This article provides an overview of the stakeholder idea in Canadian corporate law and examines the efficacy of the remedies provided in the CBCA for non-shareholder groups. To assess the efficacy of the remedies, it reviews three cases involving stakeholders--Peoples Department Stores v Wise (2004) (Peoples), (12) Air Canada Pilots Association v Air Canada ACE Aviation Holdings (2007) (Air Canada), (13) and BCE Inc v 1976 Debentureholders (2008) (BCE). (14) These are important cases decided in recent years that involve the interests of non-shareholder groups, and two of them (Air Canada and BCE) were based on the stakeholder remedy provided in the CBCA.
This article is an effort to assess the efficacy of the stakeholder remedy in the CBCA through an analysis of the important judicial decisions involving non-shareholder groups and the practical effect of the acceptance of the stakeholder vision in Canadian corporate law, at the doctrinal level.

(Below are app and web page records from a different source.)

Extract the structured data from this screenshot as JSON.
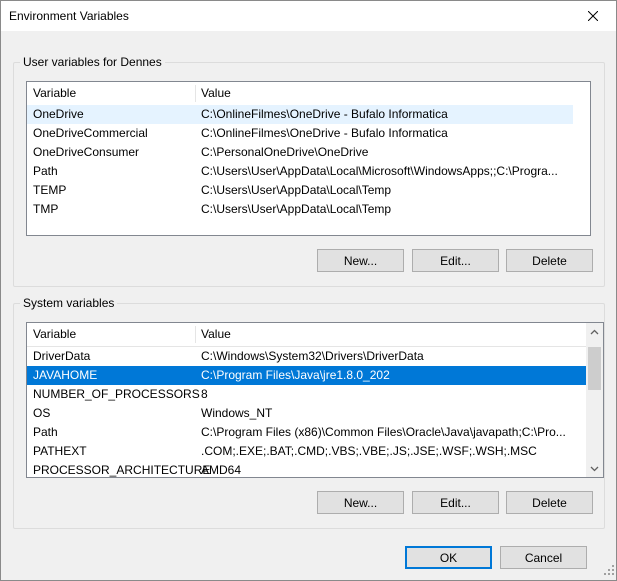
{
  "window": {
    "title": "Environment Variables"
  },
  "user_group": {
    "label": "User variables for Dennes",
    "columns": {
      "variable": "Variable",
      "value": "Value"
    },
    "rows": [
      {
        "variable": "OneDrive",
        "value": "C:\\OnlineFilmes\\OneDrive - Bufalo Informatica"
      },
      {
        "variable": "OneDriveCommercial",
        "value": "C:\\OnlineFilmes\\OneDrive - Bufalo Informatica"
      },
      {
        "variable": "OneDriveConsumer",
        "value": "C:\\PersonalOneDrive\\OneDrive"
      },
      {
        "variable": "Path",
        "value": "C:\\Users\\User\\AppData\\Local\\Microsoft\\WindowsApps;;C:\\Progra..."
      },
      {
        "variable": "TEMP",
        "value": "C:\\Users\\User\\AppData\\Local\\Temp"
      },
      {
        "variable": "TMP",
        "value": "C:\\Users\\User\\AppData\\Local\\Temp"
      }
    ],
    "buttons": {
      "new": "New...",
      "edit": "Edit...",
      "delete": "Delete"
    }
  },
  "system_group": {
    "label": "System variables",
    "columns": {
      "variable": "Variable",
      "value": "Value"
    },
    "rows": [
      {
        "variable": "DriverData",
        "value": "C:\\Windows\\System32\\Drivers\\DriverData"
      },
      {
        "variable": "JAVAHOME",
        "value": "C:\\Program Files\\Java\\jre1.8.0_202"
      },
      {
        "variable": "NUMBER_OF_PROCESSORS",
        "value": "8"
      },
      {
        "variable": "OS",
        "value": "Windows_NT"
      },
      {
        "variable": "Path",
        "value": "C:\\Program Files (x86)\\Common Files\\Oracle\\Java\\javapath;C:\\Pro..."
      },
      {
        "variable": "PATHEXT",
        "value": ".COM;.EXE;.BAT;.CMD;.VBS;.VBE;.JS;.JSE;.WSF;.WSH;.MSC"
      },
      {
        "variable": "PROCESSOR_ARCHITECTURE",
        "value": "AMD64"
      }
    ],
    "buttons": {
      "new": "New...",
      "edit": "Edit...",
      "delete": "Delete"
    }
  },
  "dialog_buttons": {
    "ok": "OK",
    "cancel": "Cancel"
  },
  "colors": {
    "selection": "#0078d7",
    "hover": "#e5f3ff",
    "background": "#f0f0f0"
  },
  "icons": {
    "close": "close-icon",
    "scroll_up": "chevron-up-icon",
    "scroll_down": "chevron-down-icon",
    "grip": "resize-grip-icon"
  }
}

It argues that the formal recognition of the stakeholder model of governance has not translated into an effective legal regime that can protect the interests of non-shareholder groups, and identifies the business judgment rule as a major impediment.
Courts generally rely on the business judgment rule to refrain from inquiring into business or policy decisions of corporate enterprises, the reason being their lack of business expertise. This article points out how the stakeholder remedy is weakened because of the tendency of courts to defer to the business judgment of corporate management. To overcome the difficulties that have been experienced, the article proposes the creation of specialist, interdisciplinary...